Conventional Loans Versus FHA Mortgages

What’s the major difference between FHA mortgage loans and conventional loans? Actually there are several, but the first and most basic difference is that an FHA mortgage is guaranteed by the government, where a conventional loan is not. The government’s backing of an FHA mortgage makes the loan less of a risk to the financial institution offering you a line of credit to purchase your home. And because the loan is backed by the government, FHA mortgages feature lower down payment requirements than many conventional mortgages. You may find conventional loans requiring 10 or even 20 percent down, where an FHA mortgage for qualified borrowers with FICO scores at 580 or above may qualify for maximum financing. That means a down payment requirement of only 3.5% of the adjusted value | more...

 

FHA Loans Versus Conventional Loans

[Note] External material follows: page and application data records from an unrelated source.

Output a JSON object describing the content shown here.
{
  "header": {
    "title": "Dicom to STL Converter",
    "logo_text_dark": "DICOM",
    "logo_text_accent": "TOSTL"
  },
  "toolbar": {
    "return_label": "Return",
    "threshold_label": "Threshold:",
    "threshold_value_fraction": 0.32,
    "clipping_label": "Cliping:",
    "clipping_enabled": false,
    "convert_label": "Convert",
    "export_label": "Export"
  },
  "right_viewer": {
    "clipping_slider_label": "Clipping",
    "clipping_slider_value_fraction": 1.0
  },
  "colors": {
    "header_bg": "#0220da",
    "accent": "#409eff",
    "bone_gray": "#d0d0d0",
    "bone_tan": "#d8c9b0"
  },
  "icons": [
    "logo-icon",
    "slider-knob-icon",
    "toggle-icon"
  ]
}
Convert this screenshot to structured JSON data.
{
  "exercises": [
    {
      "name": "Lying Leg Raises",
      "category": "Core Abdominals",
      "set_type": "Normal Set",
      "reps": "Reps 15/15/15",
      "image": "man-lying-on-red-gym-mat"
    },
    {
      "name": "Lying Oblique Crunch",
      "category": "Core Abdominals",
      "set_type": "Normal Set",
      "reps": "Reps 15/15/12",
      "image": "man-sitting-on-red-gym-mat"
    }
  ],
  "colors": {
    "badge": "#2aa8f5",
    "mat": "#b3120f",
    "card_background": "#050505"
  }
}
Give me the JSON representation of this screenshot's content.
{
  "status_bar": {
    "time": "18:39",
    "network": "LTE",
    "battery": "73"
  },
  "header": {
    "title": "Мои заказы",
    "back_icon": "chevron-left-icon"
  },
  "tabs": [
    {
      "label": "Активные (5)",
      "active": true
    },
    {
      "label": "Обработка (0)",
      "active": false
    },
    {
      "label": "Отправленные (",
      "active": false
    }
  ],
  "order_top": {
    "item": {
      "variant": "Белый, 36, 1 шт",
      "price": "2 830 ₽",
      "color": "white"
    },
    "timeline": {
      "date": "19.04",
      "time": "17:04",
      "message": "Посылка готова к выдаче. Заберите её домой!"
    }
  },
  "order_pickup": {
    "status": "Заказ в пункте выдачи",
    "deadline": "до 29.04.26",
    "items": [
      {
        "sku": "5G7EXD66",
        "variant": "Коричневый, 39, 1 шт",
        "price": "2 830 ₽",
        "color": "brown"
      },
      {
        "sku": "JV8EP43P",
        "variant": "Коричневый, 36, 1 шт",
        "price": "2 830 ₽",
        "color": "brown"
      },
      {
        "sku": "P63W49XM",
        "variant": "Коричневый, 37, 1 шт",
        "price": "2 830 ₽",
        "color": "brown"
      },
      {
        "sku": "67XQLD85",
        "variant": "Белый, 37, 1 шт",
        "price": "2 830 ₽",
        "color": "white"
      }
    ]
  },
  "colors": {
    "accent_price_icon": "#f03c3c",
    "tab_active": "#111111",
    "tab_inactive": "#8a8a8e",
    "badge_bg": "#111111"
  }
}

Here’s the Scoop on Conventional Loans from FHA.com on Vimeo. What are the differences between FHA home loans and conventional loans? There are several, some features of mortgage loans can vary depending on the lender, and state law may also affect how your home loan is handled depending on circumstances, but there are a few very important general differences to keep in mind when comparing FHA loans to conventional loans. The first difference is the basic nature of the loan itself. Conventional loans are not backed by the government, unlike FHA home loans where the FHA guarantees a portion of the loan to make it more attractive to the lender to issue credit. In the event that a borrower defaults on an FHA loan, the lender and the FHA have | more...